Top of GIVEN ENTRIES

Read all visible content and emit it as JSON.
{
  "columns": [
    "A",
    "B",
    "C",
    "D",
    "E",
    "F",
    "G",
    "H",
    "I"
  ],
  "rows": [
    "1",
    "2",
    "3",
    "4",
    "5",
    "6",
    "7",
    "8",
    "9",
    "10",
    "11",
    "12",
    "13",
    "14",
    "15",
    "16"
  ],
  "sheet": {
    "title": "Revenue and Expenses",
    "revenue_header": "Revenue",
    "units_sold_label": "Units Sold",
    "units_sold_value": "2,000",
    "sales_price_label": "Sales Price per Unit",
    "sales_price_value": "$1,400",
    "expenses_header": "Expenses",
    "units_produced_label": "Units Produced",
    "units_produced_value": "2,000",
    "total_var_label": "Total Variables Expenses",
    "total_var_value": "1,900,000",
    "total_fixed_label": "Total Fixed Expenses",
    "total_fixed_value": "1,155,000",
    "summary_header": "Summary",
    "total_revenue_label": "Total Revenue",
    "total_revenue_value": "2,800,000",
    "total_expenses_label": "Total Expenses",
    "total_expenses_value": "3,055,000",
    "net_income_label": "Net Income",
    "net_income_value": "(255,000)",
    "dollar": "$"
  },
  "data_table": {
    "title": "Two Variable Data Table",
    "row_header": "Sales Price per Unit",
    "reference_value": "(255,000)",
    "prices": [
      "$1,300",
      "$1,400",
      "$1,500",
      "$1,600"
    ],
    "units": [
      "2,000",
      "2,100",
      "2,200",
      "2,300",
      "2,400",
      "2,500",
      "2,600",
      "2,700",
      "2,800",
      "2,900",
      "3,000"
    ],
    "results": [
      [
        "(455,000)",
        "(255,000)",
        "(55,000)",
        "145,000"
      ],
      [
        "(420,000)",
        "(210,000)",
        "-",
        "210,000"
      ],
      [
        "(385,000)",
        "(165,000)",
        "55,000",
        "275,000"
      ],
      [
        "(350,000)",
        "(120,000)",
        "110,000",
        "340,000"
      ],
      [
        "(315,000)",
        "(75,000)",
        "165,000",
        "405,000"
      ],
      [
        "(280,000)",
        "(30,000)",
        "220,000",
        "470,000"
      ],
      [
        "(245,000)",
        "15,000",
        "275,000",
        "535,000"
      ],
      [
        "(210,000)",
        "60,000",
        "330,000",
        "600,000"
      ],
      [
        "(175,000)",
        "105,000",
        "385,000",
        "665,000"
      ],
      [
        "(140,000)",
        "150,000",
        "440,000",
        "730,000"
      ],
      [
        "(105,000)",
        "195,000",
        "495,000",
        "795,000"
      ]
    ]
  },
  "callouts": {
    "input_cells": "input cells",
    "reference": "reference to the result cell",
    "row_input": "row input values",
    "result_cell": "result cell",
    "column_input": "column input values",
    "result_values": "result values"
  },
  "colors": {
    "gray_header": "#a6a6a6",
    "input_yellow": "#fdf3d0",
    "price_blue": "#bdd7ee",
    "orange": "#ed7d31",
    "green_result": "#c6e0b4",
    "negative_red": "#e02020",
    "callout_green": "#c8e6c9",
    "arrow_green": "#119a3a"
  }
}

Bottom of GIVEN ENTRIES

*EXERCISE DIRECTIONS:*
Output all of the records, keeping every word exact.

*YOUR RESPONSE:*
Read all visible content and emit it as JSON.
{
  "columns": [
    "A",
    "B",
    "C",
    "D",
    "E",
    "F",
    "G",
    "H",
    "I"
  ],
  "rows": [
    "1",
    "2",
    "3",
    "4",
    "5",
    "6",
    "7",
    "8",
    "9",
    "10",
    "11",
    "12",
    "13",
    "14",
    "15",
    "16"
  ],
  "sheet": {
    "title": "Revenue and Expenses",
    "revenue_header": "Revenue",
    "units_sold_label": "Units Sold",
    "units_sold_value": "2,000",
    "sales_price_label": "Sales Price per Unit",
    "sales_price_value": "$1,400",
    "expenses_header": "Expenses",
    "units_produced_label": "Units Produced",
    "units_produced_value": "2,000",
    "total_var_label": "Total Variables Expenses",
    "total_var_value": "1,900,000",
    "total_fixed_label": "Total Fixed Expenses",
    "total_fixed_value": "1,155,000",
    "summary_header": "Summary",
    "total_revenue_label": "Total Revenue",
    "total_revenue_value": "2,800,000",
    "total_expenses_label": "Total Expenses",
    "total_expenses_value": "3,055,000",
    "net_income_label": "Net Income",
    "net_income_value": "(255,000)",
    "dollar": "$"
  },
  "data_table": {
    "title": "Two Variable Data Table",
    "row_header": "Sales Price per Unit",
    "reference_value": "(255,000)",
    "prices": [
      "$1,300",
      "$1,400",
      "$1,500",
      "$1,600"
    ],
    "units": [
      "2,000",
      "2,100",
      "2,200",
      "2,300",
      "2,400",
      "2,500",
      "2,600",
      "2,700",
      "2,800",
      "2,900",
      "3,000"
    ],
    "results": [
      [
        "(455,000)",
        "(255,000)",
        "(55,000)",
        "145,000"
      ],
      [
        "(420,000)",
        "(210,000)",
        "-",
        "210,000"
      ],
      [
        "(385,000)",
        "(165,000)",
        "55,000",
        "275,000"
      ],
      [
        "(350,000)",
        "(120,000)",
        "110,000",
        "340,000"
      ],
      [
        "(315,000)",
        "(75,000)",
        "165,000",
        "405,000"
      ],
      [
        "(280,000)",
        "(30,000)",
        "220,000",
        "470,000"
      ],
      [
        "(245,000)",
        "15,000",
        "275,000",
        "535,000"
      ],
      [
        "(210,000)",
        "60,000",
        "330,000",
        "600,000"
      ],
      [
        "(175,000)",
        "105,000",
        "385,000",
        "665,000"
      ],
      [
        "(140,000)",
        "150,000",
        "440,000",
        "730,000"
      ],
      [
        "(105,000)",
        "195,000",
        "495,000",
        "795,000"
      ]
    ]
  },
  "callouts": {
    "input_cells": "input cells",
    "reference": "reference to the result cell",
    "row_input": "row input values",
    "result_cell": "result cell",
    "column_input": "column input values",
    "result_values": "result values"
  },
  "colors": {
    "gray_header": "#a6a6a6",
    "input_yellow": "#fdf3d0",
    "price_blue": "#bdd7ee",
    "orange": "#ed7d31",
    "green_result": "#c6e0b4",
    "negative_red": "#e02020",
    "callout_green": "#c8e6c9",
    "arrow_green": "#119a3a"
  }
}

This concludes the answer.